Data supplied =>
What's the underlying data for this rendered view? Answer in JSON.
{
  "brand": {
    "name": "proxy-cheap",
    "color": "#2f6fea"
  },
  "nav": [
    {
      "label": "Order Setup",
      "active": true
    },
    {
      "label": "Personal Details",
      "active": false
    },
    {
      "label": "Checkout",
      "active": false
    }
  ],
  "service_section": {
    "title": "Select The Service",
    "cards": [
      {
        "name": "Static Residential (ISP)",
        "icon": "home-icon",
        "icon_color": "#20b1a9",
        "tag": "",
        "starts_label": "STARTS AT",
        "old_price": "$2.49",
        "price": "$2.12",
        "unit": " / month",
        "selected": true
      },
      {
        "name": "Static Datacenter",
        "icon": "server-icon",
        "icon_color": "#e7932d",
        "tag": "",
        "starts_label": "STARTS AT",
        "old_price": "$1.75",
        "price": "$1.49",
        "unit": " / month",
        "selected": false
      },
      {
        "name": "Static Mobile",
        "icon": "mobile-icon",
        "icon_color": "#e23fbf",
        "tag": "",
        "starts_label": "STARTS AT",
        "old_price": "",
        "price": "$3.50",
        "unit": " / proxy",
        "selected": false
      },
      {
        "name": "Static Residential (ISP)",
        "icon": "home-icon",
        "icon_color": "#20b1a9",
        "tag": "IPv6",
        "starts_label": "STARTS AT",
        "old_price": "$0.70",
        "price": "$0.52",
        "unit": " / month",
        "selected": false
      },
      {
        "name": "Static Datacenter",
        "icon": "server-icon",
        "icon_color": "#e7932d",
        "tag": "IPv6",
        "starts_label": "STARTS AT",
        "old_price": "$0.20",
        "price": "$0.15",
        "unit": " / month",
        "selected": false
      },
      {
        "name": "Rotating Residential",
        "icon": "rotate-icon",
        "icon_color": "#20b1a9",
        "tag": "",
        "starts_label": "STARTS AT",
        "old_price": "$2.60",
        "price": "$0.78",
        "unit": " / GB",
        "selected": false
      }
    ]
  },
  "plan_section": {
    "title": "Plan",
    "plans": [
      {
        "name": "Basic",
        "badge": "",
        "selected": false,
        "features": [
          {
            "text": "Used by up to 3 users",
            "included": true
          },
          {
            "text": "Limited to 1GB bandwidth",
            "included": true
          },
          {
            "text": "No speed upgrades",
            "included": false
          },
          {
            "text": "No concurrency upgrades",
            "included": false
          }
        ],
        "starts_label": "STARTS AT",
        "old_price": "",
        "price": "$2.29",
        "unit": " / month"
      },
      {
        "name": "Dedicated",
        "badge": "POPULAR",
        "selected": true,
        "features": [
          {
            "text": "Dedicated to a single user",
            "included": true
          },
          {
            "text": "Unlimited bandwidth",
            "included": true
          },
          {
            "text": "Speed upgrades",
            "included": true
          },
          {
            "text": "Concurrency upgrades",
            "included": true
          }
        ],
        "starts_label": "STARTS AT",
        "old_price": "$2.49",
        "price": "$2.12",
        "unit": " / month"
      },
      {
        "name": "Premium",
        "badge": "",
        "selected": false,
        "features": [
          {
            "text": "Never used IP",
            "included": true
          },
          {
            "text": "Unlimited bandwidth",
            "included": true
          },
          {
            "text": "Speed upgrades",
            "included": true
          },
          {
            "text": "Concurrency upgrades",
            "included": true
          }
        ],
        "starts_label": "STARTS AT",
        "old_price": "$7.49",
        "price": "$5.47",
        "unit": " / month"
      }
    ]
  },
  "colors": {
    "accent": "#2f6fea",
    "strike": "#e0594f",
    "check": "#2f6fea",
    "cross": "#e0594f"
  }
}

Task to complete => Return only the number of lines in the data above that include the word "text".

Written solution => 12